Dataset content Start Marker
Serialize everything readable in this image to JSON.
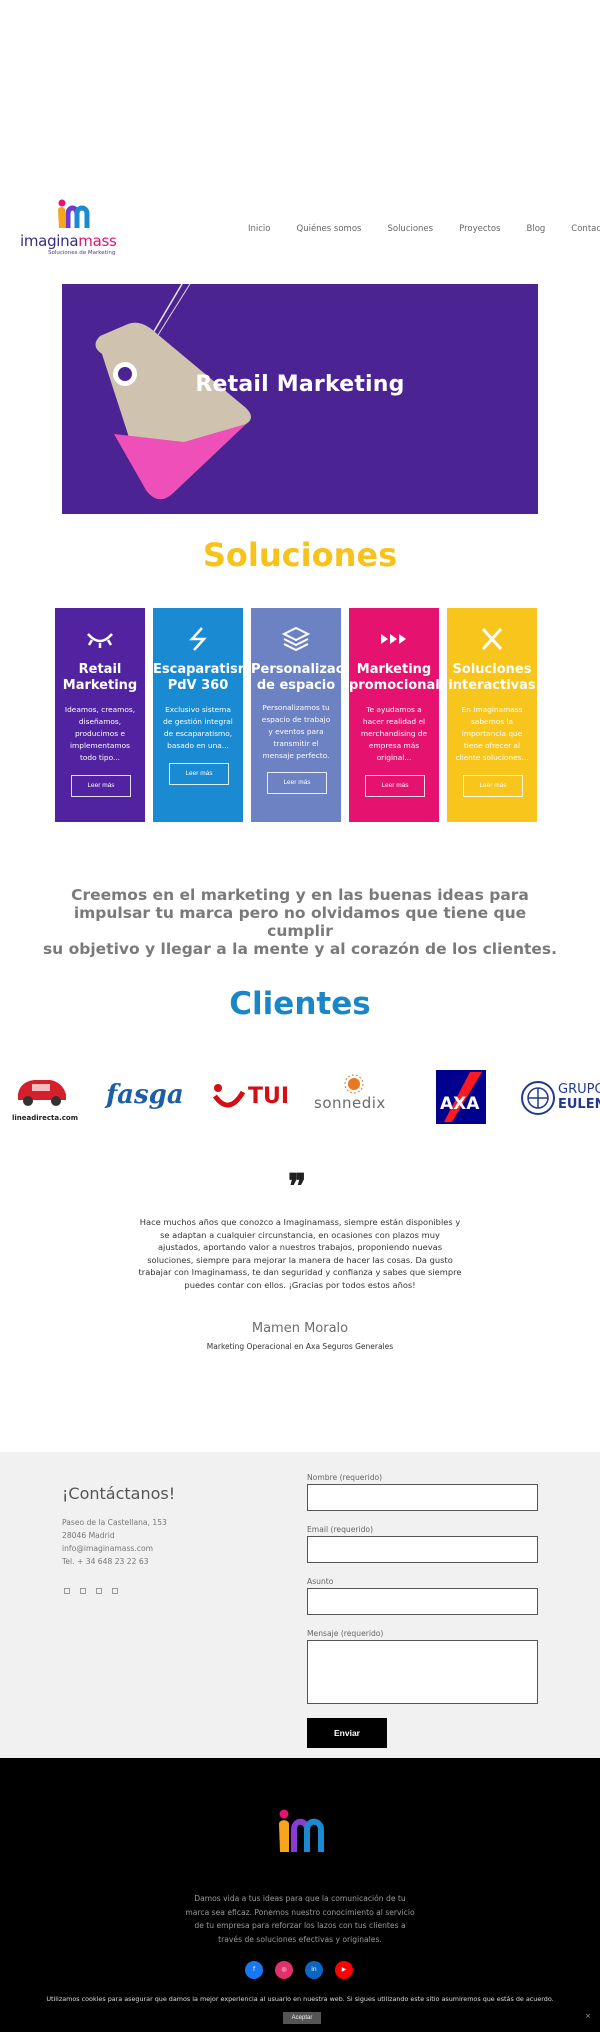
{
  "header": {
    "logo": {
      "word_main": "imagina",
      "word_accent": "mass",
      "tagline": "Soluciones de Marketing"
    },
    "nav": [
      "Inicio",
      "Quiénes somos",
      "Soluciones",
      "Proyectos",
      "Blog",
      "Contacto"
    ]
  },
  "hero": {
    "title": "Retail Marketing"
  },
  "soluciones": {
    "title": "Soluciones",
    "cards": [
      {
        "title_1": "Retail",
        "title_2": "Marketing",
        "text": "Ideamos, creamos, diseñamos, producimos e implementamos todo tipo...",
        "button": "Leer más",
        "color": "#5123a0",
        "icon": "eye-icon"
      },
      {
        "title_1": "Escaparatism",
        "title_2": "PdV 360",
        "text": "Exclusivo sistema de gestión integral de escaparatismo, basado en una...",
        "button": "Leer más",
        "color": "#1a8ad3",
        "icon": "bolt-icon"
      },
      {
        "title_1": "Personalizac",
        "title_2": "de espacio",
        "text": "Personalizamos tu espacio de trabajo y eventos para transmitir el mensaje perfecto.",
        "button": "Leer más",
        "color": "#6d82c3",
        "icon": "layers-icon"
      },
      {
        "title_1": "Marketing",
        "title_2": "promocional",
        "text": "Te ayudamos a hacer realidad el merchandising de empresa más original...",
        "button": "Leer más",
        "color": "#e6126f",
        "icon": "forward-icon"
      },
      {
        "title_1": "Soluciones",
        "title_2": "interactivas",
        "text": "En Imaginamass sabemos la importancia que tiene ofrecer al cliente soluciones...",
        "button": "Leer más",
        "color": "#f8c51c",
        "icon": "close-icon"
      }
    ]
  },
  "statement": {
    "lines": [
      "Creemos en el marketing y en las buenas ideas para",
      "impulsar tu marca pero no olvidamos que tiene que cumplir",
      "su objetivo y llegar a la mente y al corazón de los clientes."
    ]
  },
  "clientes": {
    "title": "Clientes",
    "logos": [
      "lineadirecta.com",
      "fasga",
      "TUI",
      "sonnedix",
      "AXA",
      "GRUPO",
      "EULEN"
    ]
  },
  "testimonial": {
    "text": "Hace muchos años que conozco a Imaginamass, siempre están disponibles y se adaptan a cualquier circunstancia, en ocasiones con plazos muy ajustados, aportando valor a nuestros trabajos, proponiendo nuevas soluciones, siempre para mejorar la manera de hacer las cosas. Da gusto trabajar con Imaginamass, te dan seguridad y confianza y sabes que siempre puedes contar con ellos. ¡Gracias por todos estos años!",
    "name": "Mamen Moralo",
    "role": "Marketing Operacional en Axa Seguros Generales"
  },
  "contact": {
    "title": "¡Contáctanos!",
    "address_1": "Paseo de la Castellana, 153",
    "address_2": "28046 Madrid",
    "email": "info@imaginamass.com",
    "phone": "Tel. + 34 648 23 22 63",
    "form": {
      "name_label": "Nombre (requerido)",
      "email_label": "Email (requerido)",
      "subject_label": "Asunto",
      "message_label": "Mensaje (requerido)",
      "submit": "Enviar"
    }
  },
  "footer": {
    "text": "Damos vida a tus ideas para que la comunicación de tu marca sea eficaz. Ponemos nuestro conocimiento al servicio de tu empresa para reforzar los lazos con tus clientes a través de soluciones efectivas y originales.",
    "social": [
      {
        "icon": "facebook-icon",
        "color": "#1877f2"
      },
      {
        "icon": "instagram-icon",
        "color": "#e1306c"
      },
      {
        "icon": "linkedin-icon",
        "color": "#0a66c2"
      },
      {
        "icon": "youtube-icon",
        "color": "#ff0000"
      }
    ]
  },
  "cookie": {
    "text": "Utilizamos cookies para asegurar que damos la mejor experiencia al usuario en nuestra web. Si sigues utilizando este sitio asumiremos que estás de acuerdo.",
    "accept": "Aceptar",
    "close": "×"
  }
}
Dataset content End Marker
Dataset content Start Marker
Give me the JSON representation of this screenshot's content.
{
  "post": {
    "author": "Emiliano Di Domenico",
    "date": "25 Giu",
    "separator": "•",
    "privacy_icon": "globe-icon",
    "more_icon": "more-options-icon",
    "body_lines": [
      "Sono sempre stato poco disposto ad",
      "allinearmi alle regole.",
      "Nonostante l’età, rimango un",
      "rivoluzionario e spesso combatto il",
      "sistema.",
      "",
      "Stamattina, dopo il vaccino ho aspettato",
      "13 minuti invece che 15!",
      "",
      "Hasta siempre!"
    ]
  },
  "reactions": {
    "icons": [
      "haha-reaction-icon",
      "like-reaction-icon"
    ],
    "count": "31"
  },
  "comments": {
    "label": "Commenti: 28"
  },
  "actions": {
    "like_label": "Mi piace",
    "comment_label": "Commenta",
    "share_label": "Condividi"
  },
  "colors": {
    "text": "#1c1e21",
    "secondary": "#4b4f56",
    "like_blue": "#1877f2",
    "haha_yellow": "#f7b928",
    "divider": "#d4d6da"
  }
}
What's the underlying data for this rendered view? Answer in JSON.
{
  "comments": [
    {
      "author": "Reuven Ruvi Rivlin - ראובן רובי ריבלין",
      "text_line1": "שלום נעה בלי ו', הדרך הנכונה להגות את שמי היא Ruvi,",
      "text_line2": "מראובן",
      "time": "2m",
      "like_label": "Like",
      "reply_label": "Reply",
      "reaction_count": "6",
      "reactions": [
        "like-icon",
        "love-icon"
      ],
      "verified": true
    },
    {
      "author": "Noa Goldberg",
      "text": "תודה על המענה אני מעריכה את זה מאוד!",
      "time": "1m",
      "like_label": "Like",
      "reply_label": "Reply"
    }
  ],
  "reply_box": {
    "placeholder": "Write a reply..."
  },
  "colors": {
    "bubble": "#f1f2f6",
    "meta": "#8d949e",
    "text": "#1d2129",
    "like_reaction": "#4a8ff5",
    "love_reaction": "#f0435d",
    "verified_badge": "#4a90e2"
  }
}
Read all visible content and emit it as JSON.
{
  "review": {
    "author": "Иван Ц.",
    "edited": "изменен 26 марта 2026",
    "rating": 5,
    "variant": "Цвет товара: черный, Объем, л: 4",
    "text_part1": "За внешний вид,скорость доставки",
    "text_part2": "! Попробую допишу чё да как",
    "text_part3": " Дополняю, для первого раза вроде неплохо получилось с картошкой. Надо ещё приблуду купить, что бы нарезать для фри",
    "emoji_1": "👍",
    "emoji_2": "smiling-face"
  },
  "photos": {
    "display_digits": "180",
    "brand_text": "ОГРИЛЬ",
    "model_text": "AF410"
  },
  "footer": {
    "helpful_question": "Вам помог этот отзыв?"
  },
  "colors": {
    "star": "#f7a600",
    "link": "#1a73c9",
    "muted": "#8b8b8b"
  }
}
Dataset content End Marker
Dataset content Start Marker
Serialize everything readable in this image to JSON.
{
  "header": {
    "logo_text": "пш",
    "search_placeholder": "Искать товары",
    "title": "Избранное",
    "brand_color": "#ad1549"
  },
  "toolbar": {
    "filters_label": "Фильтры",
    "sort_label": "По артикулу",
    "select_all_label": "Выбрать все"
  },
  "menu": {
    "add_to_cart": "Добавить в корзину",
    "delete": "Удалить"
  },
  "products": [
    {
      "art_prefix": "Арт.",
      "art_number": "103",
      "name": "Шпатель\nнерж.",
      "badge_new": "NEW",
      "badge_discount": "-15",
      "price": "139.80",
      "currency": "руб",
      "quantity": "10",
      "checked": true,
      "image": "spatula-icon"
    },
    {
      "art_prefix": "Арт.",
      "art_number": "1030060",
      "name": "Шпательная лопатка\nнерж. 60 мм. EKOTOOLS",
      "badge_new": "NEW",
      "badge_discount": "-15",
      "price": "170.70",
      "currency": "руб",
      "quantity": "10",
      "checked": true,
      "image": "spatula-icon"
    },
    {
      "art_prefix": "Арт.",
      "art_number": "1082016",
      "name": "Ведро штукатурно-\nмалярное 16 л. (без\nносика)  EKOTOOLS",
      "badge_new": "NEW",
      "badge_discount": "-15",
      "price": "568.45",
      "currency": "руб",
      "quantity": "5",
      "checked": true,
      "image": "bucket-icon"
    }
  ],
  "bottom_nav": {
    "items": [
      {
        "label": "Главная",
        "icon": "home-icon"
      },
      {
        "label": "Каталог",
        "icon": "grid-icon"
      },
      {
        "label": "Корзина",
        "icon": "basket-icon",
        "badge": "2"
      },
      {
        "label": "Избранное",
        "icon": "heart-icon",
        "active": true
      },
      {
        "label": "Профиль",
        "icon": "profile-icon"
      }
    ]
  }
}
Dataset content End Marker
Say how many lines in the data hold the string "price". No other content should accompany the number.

3